- The problem
From the records, report how many lines hold the word "title", with the number as the sole reply.

========================

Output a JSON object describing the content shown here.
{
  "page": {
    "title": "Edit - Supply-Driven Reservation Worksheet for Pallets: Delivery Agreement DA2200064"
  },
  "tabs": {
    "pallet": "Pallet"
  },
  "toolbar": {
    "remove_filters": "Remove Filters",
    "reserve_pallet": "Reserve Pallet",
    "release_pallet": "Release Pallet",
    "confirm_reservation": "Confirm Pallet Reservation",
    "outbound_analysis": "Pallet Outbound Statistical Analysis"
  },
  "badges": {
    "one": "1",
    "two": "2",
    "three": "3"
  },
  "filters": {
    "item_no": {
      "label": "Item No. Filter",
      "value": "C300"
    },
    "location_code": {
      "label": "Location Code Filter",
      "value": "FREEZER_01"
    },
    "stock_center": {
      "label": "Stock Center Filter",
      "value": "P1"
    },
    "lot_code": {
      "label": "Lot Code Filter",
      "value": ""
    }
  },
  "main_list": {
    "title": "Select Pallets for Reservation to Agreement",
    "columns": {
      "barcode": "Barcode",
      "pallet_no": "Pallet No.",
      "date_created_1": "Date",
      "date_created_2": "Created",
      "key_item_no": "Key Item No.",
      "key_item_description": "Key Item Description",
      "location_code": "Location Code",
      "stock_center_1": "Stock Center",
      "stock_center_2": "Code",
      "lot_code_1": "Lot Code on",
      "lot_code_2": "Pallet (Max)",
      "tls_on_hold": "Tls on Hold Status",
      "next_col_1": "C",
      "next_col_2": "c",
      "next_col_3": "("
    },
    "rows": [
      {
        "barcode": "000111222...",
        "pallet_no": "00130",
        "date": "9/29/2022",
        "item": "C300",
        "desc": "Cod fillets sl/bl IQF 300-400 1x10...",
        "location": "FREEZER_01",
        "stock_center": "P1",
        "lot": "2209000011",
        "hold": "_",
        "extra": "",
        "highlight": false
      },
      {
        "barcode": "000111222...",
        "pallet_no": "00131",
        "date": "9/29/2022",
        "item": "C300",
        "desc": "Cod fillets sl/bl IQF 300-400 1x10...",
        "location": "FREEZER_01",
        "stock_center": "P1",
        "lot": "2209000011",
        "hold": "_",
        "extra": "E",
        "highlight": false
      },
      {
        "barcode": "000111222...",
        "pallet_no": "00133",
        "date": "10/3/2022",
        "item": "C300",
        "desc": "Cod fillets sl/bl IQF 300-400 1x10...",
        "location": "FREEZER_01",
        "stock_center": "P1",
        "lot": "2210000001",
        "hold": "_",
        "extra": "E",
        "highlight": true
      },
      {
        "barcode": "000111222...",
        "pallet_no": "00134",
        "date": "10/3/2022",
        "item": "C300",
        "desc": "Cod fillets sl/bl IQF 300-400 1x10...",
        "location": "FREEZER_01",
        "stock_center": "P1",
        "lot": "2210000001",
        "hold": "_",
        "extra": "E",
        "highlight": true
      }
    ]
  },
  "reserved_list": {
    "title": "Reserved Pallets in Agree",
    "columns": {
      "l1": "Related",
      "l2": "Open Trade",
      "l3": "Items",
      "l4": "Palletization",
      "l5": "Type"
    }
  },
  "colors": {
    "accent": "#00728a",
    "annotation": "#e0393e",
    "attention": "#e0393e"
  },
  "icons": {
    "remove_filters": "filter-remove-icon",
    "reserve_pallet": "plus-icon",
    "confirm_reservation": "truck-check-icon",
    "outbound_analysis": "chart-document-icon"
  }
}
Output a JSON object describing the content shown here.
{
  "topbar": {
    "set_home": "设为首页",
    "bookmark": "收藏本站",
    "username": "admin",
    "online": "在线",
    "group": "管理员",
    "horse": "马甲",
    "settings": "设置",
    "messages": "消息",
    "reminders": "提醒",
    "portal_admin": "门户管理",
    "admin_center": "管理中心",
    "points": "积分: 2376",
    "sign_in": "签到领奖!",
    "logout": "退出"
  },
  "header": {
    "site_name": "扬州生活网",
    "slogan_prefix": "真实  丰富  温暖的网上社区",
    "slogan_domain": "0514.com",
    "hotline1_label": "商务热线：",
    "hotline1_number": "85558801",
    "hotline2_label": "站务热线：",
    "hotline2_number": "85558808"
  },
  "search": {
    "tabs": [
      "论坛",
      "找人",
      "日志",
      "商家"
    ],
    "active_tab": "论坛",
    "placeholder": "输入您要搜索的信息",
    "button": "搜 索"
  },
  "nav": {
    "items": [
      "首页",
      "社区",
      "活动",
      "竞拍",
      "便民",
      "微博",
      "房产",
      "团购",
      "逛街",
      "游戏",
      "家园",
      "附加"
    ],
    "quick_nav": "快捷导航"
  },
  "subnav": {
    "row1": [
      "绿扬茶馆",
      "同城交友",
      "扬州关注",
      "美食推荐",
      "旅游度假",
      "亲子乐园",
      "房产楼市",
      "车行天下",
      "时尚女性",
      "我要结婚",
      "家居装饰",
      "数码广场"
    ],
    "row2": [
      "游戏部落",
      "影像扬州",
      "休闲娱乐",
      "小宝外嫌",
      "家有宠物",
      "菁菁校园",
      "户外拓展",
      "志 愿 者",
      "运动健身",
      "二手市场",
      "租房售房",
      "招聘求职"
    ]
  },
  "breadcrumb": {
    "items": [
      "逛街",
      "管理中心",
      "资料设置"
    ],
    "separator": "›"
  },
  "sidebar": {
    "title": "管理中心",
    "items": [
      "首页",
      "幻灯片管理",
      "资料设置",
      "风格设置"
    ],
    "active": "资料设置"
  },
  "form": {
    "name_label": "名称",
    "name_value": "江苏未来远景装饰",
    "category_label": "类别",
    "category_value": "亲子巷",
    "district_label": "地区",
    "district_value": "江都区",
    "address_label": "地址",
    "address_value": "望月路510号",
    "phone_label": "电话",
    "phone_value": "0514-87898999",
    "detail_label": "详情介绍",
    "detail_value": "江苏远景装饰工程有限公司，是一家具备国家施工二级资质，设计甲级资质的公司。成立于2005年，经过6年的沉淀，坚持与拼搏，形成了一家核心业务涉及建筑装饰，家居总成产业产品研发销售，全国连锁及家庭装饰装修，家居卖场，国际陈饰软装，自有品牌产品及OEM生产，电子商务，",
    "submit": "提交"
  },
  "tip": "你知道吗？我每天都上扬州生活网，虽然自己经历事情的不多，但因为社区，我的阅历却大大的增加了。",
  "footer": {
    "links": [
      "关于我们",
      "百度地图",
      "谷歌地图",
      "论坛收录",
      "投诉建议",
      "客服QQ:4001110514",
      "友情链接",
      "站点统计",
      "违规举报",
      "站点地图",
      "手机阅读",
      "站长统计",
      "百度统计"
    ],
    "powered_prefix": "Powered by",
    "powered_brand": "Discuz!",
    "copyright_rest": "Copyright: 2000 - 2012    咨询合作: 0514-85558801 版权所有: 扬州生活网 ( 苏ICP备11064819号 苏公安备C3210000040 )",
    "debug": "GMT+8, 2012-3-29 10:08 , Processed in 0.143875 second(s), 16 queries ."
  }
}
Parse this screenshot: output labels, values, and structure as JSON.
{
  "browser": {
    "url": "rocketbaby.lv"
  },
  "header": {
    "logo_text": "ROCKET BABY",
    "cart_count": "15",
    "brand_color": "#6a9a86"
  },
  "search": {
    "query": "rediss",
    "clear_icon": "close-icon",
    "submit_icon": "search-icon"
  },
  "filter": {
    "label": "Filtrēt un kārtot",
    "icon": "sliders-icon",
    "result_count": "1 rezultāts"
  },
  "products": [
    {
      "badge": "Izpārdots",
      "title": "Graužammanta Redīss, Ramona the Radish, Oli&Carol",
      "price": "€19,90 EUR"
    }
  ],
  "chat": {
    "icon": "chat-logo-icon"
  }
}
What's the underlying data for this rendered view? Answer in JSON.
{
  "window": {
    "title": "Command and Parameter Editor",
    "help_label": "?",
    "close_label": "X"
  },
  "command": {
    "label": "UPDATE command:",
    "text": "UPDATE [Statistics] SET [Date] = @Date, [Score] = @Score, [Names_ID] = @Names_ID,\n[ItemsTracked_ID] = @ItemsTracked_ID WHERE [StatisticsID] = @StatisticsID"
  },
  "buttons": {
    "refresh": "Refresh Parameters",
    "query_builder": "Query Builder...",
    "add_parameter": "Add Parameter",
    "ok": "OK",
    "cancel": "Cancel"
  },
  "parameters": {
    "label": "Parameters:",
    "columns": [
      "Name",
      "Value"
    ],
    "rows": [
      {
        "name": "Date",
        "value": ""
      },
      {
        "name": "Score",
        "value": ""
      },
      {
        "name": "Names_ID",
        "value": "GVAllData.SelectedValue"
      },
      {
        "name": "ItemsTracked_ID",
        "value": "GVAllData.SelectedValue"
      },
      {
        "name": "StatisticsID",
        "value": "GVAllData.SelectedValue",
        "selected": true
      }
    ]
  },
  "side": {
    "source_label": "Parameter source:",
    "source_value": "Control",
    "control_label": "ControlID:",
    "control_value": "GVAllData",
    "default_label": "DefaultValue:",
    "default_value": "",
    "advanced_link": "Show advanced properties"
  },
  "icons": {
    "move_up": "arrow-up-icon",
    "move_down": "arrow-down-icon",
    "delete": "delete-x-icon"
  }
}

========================

- Answer to this exercise
6